Hansel & Gretel: Witch Hunters exists on the possibility that people wanted to see the titular characters as gun-wielding badasses. This continues the trend of turning every benign and innocent story into some sort of action movie. On some level, the film seems to realize just how ridiculous that approach is, and subsequently offers just a hint of a more twisted sensibility. But for the most part, the movie stuck just trying to look cool. And that leads everything down a far more predictable path, echoing an endless string of movies before it.
Siblings Hansel and Gretel (Jeremy Renner and Gemma Arterton) were abandoned in the woods by their parents years ago. They found their way to a witch’s house, and managed to defeat her. After that, the two dedicated their lives to killing off witches. Now, they find their way to a hamlet where children have been going missing. The two investigate, and stumble on to a cabal of witches planning a profane ritual in three days on the blood moon. And along the way, they discover something about their past that changes their understanding of their origins.
There is just a hint of irreverence skirting the edges of the movie, a silliness that indicates a dash of self-awareness in the proceedings.

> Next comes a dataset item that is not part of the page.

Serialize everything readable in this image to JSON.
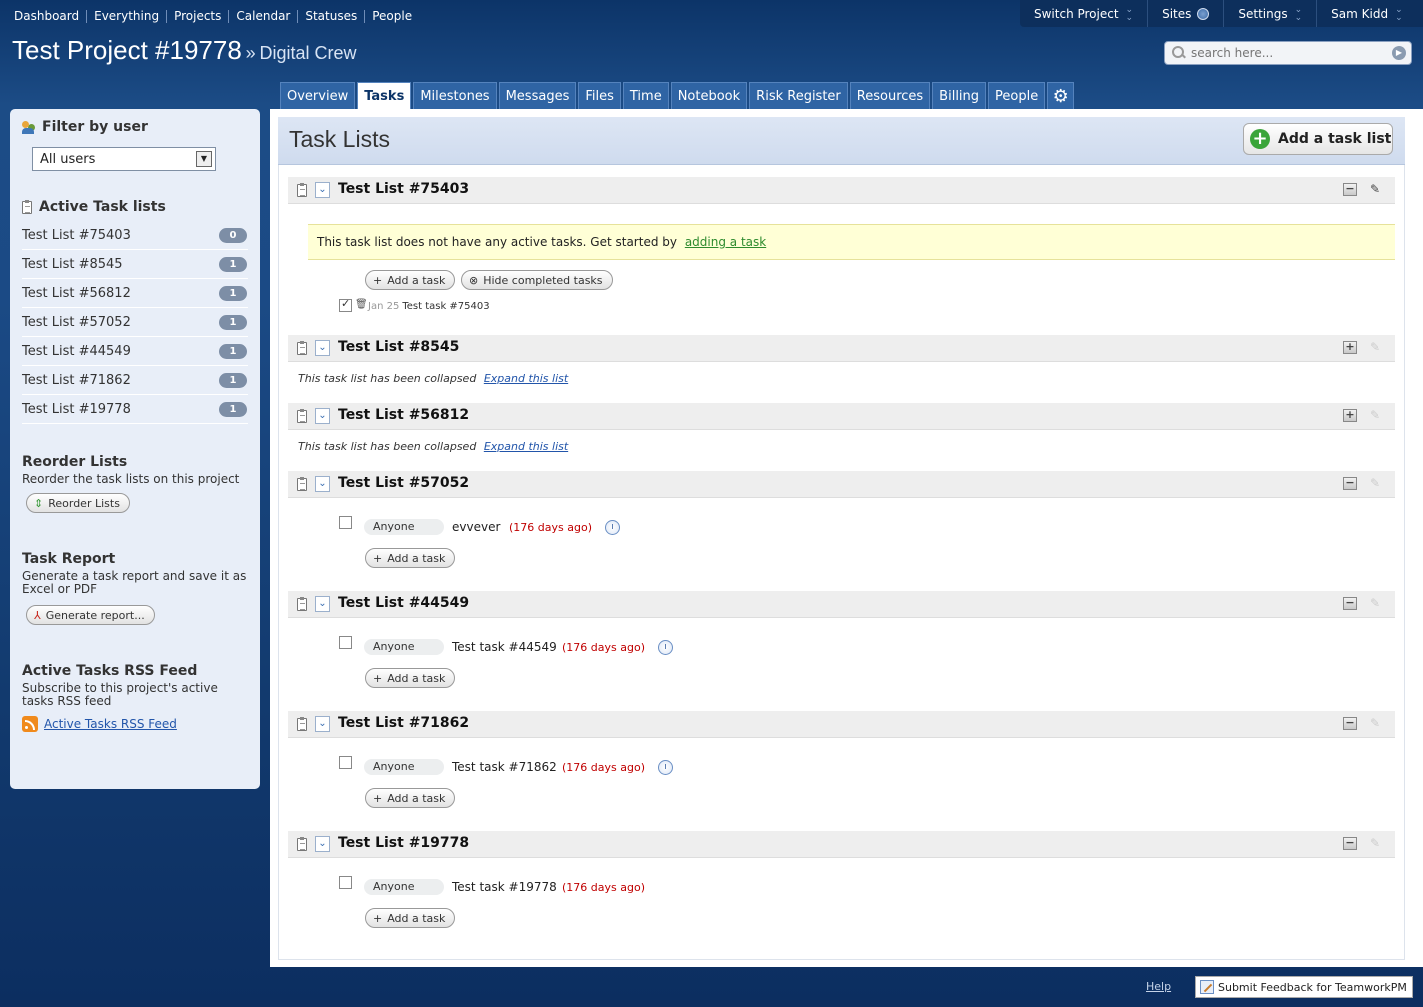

This, along with the over-the-top, R-worthy violence, is what sets the film apart from other films of its ilk. While Red Riding Hood and Snow White and the Huntsman seemed utterly convinced that their reimaginings of these children’s tales into serious adult movies were worthy endeavors, Hansel & Gretel seems to be a little more aware of how ridiculous it all is, and adjusts by having a tad more fun. The movie introduces some light-heartedness into the mix, breaking up the monotony of action movie posturing.
It doesn’t quite go far enough, however. It still tries to squeeze in a fairly convoluted story that digs into the protagonists’ pasts, playing for emotions that just aren’t there. And the effects-heavy action sequences don’t quite carry the same spirit of fun, the film ultimately too clinical in cutting them together. The more effective action scenes recall the twisted sensibilities of a Sam Raimi movie, lingering in the grotesque and comedic. An overblown Zimmer score also serves to make the film feel more bombastic than it really is. The film can’t quite pick a tone, and the result feels more generic than it ought to be. The cast can feel similarly indistinct. Jeremy Renner and Gemma Arterton are mostly made to play stoic, even when delivering wisecracks. They are two more dour antiheroes in a landscape littered with them. The two certainly have more personality than this, and it might have been more interesting to just show them having fun. Famke Janssen is also a bit held back as the villain of the piece. It’s really only Peter Stormare and Thomas Mann in the supporting cast who really give this film a kick of flavor and personality.
Hansel & Gretel: Witch Hunters is occasionally fun, but as a whole, it isn’t committed enough to its own silliness to really pop. The hints of self-aware comedy and over-the-top violence suggest that the film could have been a Raimi-esque romp. But in the end, it mostly settles for the predictable dour coolness of the modern-day, effects-heavy action movie. The movie is still better than it has any right to be, but that isn’t really saying much, given the overall silliness of the premise.